(Component data from apps and pages)
--

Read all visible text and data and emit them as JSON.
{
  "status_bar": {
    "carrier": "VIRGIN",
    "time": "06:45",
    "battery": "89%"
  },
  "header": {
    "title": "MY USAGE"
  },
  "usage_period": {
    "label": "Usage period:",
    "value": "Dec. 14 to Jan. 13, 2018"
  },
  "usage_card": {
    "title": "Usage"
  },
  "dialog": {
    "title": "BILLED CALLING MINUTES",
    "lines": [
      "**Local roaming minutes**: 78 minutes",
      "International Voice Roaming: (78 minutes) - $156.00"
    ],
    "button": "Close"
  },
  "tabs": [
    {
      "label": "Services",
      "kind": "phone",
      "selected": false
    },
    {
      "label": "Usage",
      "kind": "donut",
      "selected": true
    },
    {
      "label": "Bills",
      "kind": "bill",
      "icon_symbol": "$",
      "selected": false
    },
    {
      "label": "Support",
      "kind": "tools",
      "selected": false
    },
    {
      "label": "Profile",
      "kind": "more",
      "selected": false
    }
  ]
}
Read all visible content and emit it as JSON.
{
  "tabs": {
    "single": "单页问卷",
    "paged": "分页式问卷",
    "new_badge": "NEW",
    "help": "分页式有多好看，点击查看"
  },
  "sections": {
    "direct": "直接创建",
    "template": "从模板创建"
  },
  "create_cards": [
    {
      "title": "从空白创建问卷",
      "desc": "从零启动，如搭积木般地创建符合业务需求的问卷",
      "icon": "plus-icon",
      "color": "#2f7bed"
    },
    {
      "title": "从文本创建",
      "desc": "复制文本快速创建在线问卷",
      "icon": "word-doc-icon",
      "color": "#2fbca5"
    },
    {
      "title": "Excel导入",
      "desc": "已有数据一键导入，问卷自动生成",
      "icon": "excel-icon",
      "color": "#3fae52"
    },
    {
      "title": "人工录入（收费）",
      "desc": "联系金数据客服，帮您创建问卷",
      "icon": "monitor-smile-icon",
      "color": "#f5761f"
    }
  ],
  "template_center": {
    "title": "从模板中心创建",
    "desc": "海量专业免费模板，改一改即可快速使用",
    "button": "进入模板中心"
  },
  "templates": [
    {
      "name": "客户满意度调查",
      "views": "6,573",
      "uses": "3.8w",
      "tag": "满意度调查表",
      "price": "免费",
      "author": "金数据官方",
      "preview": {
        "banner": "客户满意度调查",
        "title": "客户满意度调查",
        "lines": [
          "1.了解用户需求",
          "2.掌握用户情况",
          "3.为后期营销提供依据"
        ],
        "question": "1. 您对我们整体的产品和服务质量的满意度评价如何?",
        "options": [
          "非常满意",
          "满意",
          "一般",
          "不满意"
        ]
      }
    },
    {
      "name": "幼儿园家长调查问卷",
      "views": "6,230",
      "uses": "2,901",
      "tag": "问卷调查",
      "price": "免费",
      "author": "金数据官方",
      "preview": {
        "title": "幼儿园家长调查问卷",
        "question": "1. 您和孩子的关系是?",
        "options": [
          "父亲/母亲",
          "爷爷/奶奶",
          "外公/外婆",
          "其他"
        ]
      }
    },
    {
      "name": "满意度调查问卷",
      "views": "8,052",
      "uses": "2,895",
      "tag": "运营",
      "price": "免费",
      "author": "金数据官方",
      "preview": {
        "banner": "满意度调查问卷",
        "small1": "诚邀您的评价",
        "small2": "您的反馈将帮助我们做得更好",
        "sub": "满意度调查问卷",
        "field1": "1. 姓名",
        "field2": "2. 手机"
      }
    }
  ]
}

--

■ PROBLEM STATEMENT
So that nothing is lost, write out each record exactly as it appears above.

■ EXERCISE SOLUTION
Read all visible text and data and emit them as JSON.
{
  "status_bar": {
    "carrier": "VIRGIN",
    "time": "06:45",
    "battery": "89%"
  },
  "header": {
    "title": "MY USAGE"
  },
  "usage_period": {
    "label": "Usage period:",
    "value": "Dec. 14 to Jan. 13, 2018"
  },
  "usage_card": {
    "title": "Usage"
  },
  "dialog": {
    "title": "BILLED CALLING MINUTES",
    "lines": [
      "**Local roaming minutes**: 78 minutes",
      "International Voice Roaming: (78 minutes) - $156.00"
    ],
    "button": "Close"
  },
  "tabs": [
    {
      "label": "Services",
      "kind": "phone",
      "selected": false
    },
    {
      "label": "Usage",
      "kind": "donut",
      "selected": true
    },
    {
      "label": "Bills",
      "kind": "bill",
      "icon_symbol": "$",
      "selected": false
    },
    {
      "label": "Support",
      "kind": "tools",
      "selected": false
    },
    {
      "label": "Profile",
      "kind": "more",
      "selected": false
    }
  ]
}
Read all visible content and emit it as JSON.
{
  "tabs": {
    "single": "单页问卷",
    "paged": "分页式问卷",
    "new_badge": "NEW",
    "help": "分页式有多好看，点击查看"
  },
  "sections": {
    "direct": "直接创建",
    "template": "从模板创建"
  },
  "create_cards": [
    {
      "title": "从空白创建问卷",
      "desc": "从零启动，如搭积木般地创建符合业务需求的问卷",
      "icon": "plus-icon",
      "color": "#2f7bed"
    },
    {
      "title": "从文本创建",
      "desc": "复制文本快速创建在线问卷",
      "icon": "word-doc-icon",
      "color": "#2fbca5"
    },
    {
      "title": "Excel导入",
      "desc": "已有数据一键导入，问卷自动生成",
      "icon": "excel-icon",
      "color": "#3fae52"
    },
    {
      "title": "人工录入（收费）",
      "desc": "联系金数据客服，帮您创建问卷",
      "icon": "monitor-smile-icon",
      "color": "#f5761f"
    }
  ],
  "template_center": {
    "title": "从模板中心创建",
    "desc": "海量专业免费模板，改一改即可快速使用",
    "button": "进入模板中心"
  },
  "templates": [
    {
      "name": "客户满意度调查",
      "views": "6,573",
      "uses": "3.8w",
      "tag": "满意度调查表",
      "price": "免费",
      "author": "金数据官方",
      "preview": {
        "banner": "客户满意度调查",
        "title": "客户满意度调查",
        "lines": [
          "1.了解用户需求",
          "2.掌握用户情况",
          "3.为后期营销提供依据"
        ],
        "question": "1. 您对我们整体的产品和服务质量的满意度评价如何?",
        "options": [
          "非常满意",
          "满意",
          "一般",
          "不满意"
        ]
      }
    },
    {
      "name": "幼儿园家长调查问卷",
      "views": "6,230",
      "uses": "2,901",
      "tag": "问卷调查",
      "price": "免费",
      "author": "金数据官方",
      "preview": {
        "title": "幼儿园家长调查问卷",
        "question": "1. 您和孩子的关系是?",
        "options": [
          "父亲/母亲",
          "爷爷/奶奶",
          "外公/外婆",
          "其他"
        ]
      }
    },
    {
      "name": "满意度调查问卷",
      "views": "8,052",
      "uses": "2,895",
      "tag": "运营",
      "price": "免费",
      "author": "金数据官方",
      "preview": {
        "banner": "满意度调查问卷",
        "small1": "诚邀您的评价",
        "small2": "您的反馈将帮助我们做得更好",
        "sub": "满意度调查问卷",
        "field1": "1. 姓名",
        "field2": "2. 手机"
      }
    }
  ]
}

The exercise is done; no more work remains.